Excerpts from an interview:
You say you chose these stories because there’s a quality that haunts the characters, a sense of something missing. Why is this appealing to you?
I probably need to psychoanalyse myself for that but it resonates with something within me. It’s a very personal response but in some ways anybody who’s involved with writing, whether it’s your own work or translations, I think there’s always a seeking. I’m not trying to over-intellectualise it, but there’s always something out of your reach, and then there are certain aspects of my life that fit in with this whole business of looking and not finding. Read more
To keep pace with the changing modes used by modern readers and to reach out to those in far flung areas, city-based Mitra & Ghosh Publishers Private Limited is all set to make available Bengali e-books and offer audio book services.
To this end, the 80-year-old publishing house of the city has entered into a tie-up with IIT Kharagpur and Society for Natural Language Technology Research (SNLTR), director of the publishing house Indrani Roy told PTI.

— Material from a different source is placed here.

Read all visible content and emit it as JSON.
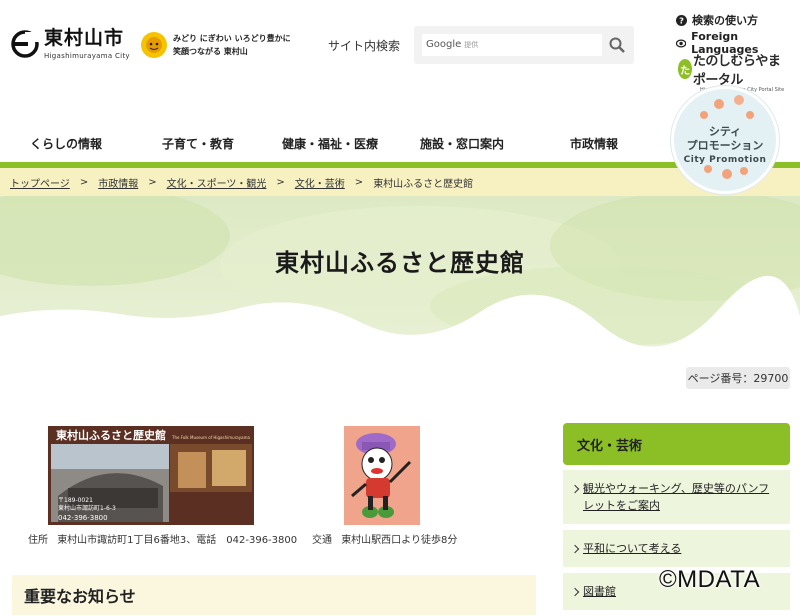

Ahmed Rafiq is not only recognised for playing a central part in our language movement, he is also known as a distinguished writer and a prominent researcher on Nobel Laureate, Rabindranath Tagore and his literature. In 1995 he received the most prestigious award of our nation– the “Ekushe Podok”– for his outstanding contribution to Bengali literature, and the “Swadesh e Rabindra” from the Tagore research institute in Kolakata, in 2011. When it comes to dependable information on Tagore’s literature, he is one of the few people one can rely on.